Australia's Chief Scientist

Space capsule bites the asteroid dust

Remote South Australians were treated to a glittering light show across the midnight sky last week as an international space capsule landed nearby the outback town of Woomera.

The landing marked the end of a six billion kilometre journey across the cosmos for Japanese space capsule Hayabusa, which has since been recovered by a team of scientists from the Japanese Aerospace Exploration Agency (JAXA), NASA and the Australian National University.

The team launched Hayabusa, an Asteroid Explorer, in 2003. Two years later, it had successfully landed on the Itokawa asteroid, where scientists hope the capsule collected samples from the asteroid’s surface.

Asteroids are thought to preserve information from the time of the solar system’s formation. Researchers hope Hayabusa will be carrying the first ever sample from an asteroid, which could hold clues to the early history of the solar system and how planets are formed.

It is also believed the data could help reduce the threat of asteroid collisions in the future.

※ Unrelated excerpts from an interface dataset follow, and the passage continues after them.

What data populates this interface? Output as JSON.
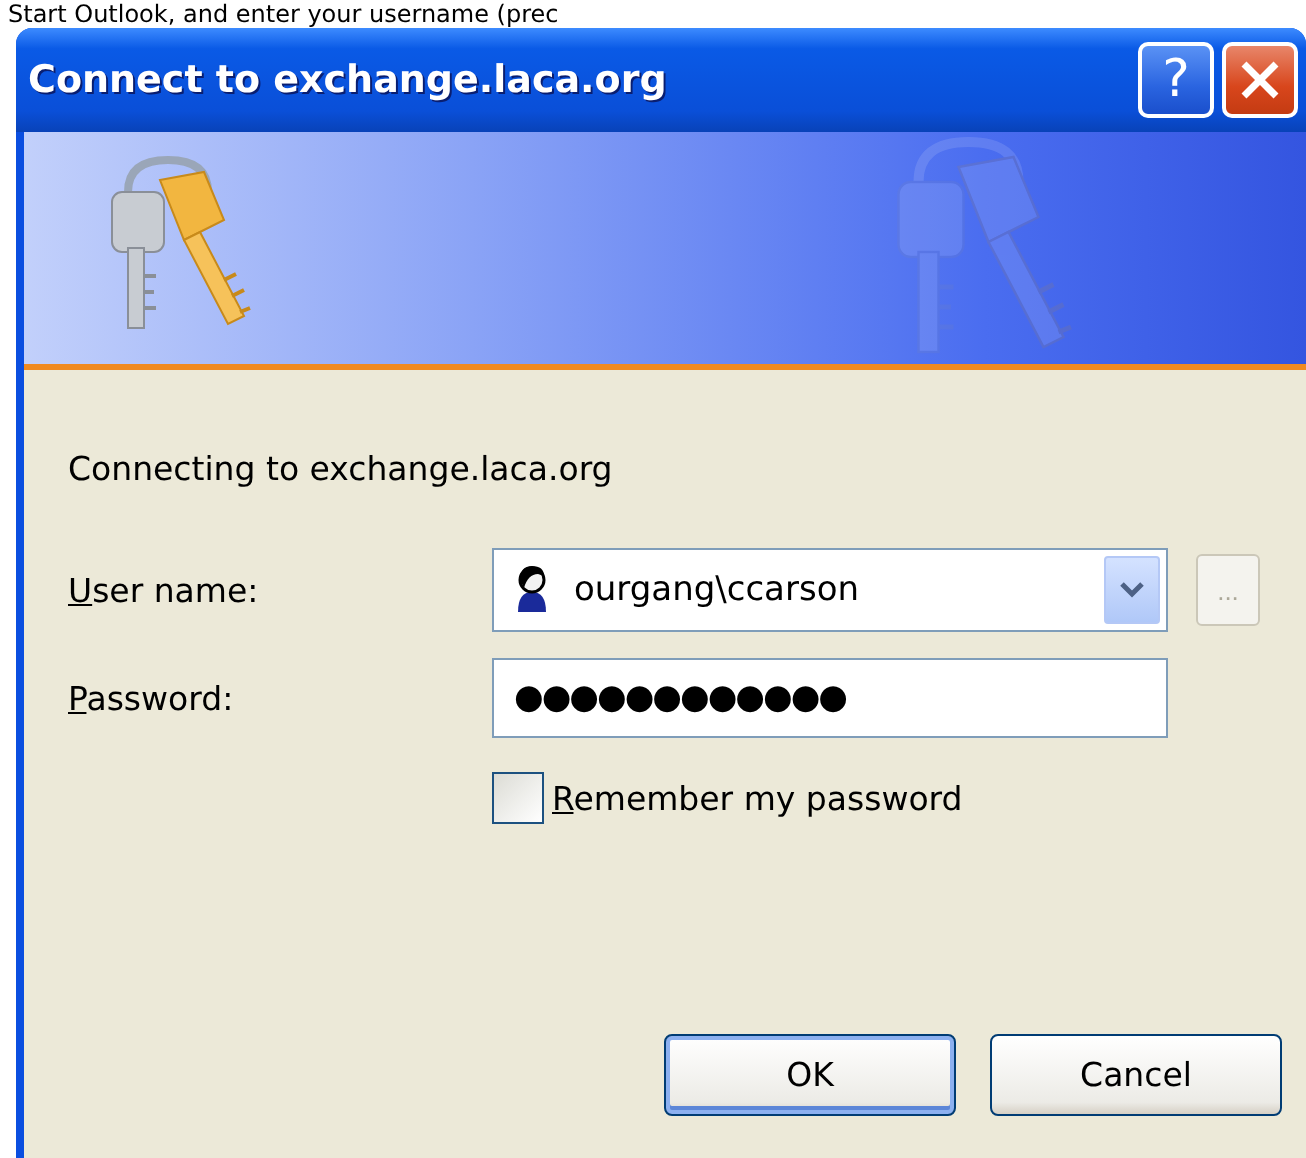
{
  "page_heading": "Start Outlook, and enter your username (prec",
  "window": {
    "title": "Connect to exchange.laca.org",
    "help_label": "?"
  },
  "message": "Connecting to exchange.laca.org",
  "fields": [
    {
      "kind": "combo",
      "label": "User name:",
      "value": "ourgang\\ccarson"
    },
    {
      "kind": "password",
      "label": "Password:",
      "value": "●●●●●●●●●●●●"
    }
  ],
  "browse_button": {
    "label": "...",
    "disabled": true
  },
  "checkbox": {
    "label": "Remember my password",
    "checked": false
  },
  "buttons": [
    {
      "label": "OK",
      "default": true
    },
    {
      "label": "Cancel",
      "default": false
    }
  ]
}
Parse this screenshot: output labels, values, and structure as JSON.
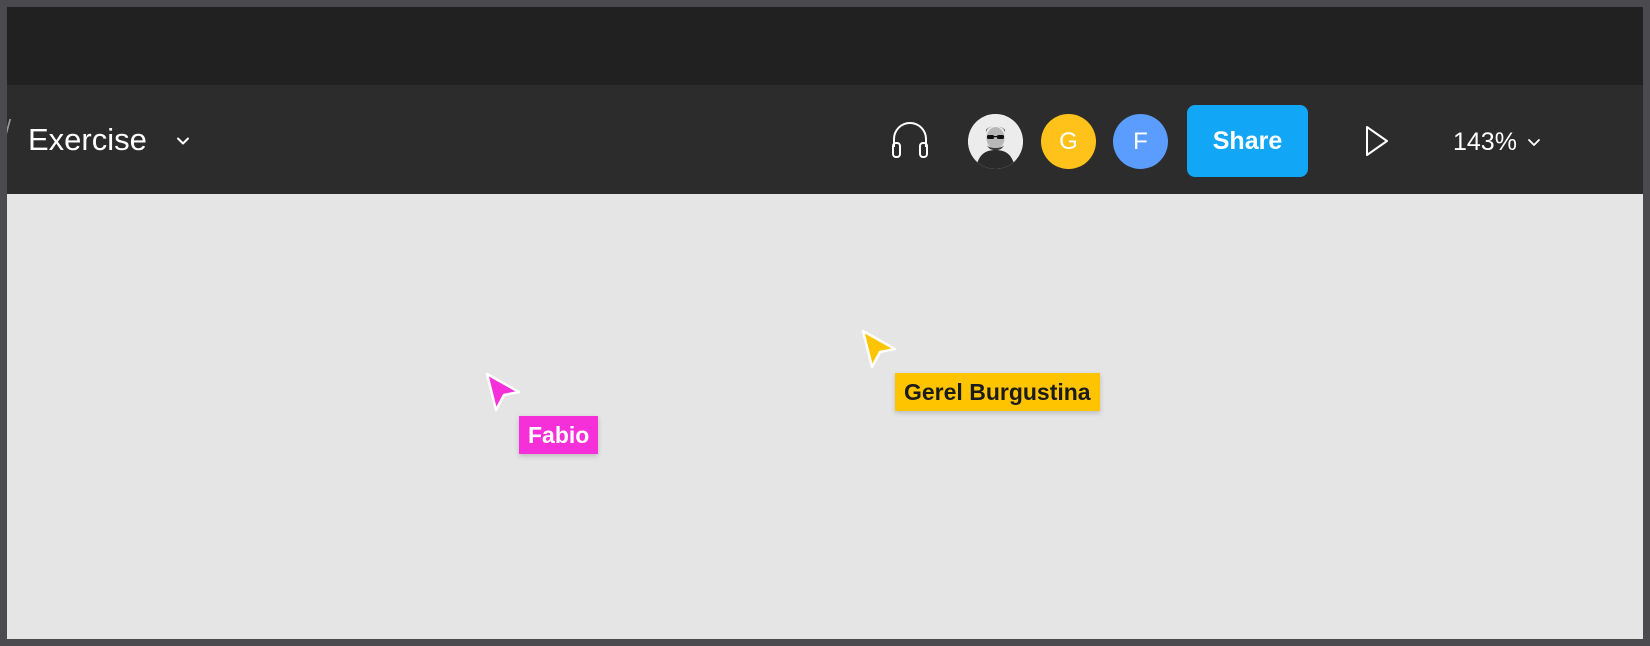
{
  "header": {
    "file_name": "Exercise",
    "zoom": "143%",
    "share_label": "Share"
  },
  "collaborators": [
    {
      "initial": "",
      "type": "photo"
    },
    {
      "initial": "G",
      "color": "#ffc21a"
    },
    {
      "initial": "F",
      "color": "#5b9cff"
    }
  ],
  "cursors": [
    {
      "name": "Fabio",
      "color": "#f530d9"
    },
    {
      "name": "Gerel Burgustina",
      "color": "#ffc400"
    }
  ],
  "icons": {
    "file_menu": "chevron-down-icon",
    "audio": "headphones-icon",
    "present": "play-icon",
    "zoom_menu": "chevron-down-icon"
  },
  "colors": {
    "share_button": "#12a6f7",
    "toolbar": "#2c2c2c",
    "titlebar": "#212121",
    "canvas": "#e5e5e5"
  }
}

On re-entry to the Earth’s atmosphere, the mothercraft burnt up shortly after releasing the parachute-clad sample return capsule, which remained in tact.  The collected sample will be transferred to Japan soon where it will be analysed at the JAXA campus.

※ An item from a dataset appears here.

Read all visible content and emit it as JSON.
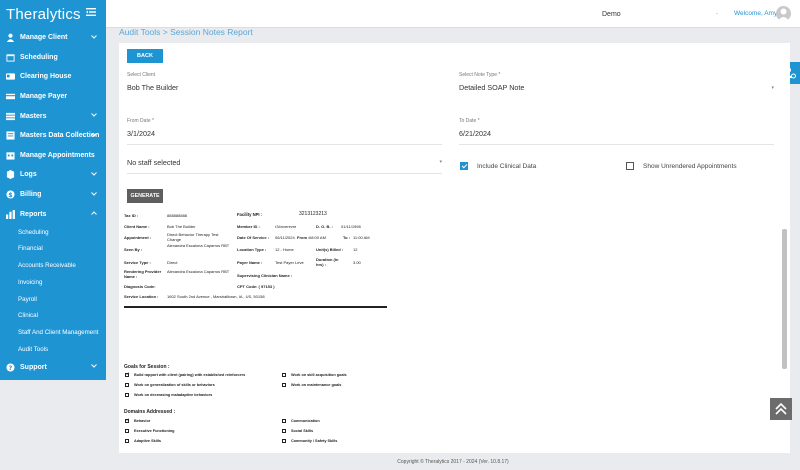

To learn more about the science of the landing, including how the sample capsule overcame atmospheric heat on re-entry without burning up, click here.

To read more about the Itokawa asteroid, click here and to find out more about other Australian space activities visit

Watch video footage of the re-entry filmed by NASA here:


Photo credit: The sample return capsule and parachute – taken by the Japanese Aerospace Exploration Agency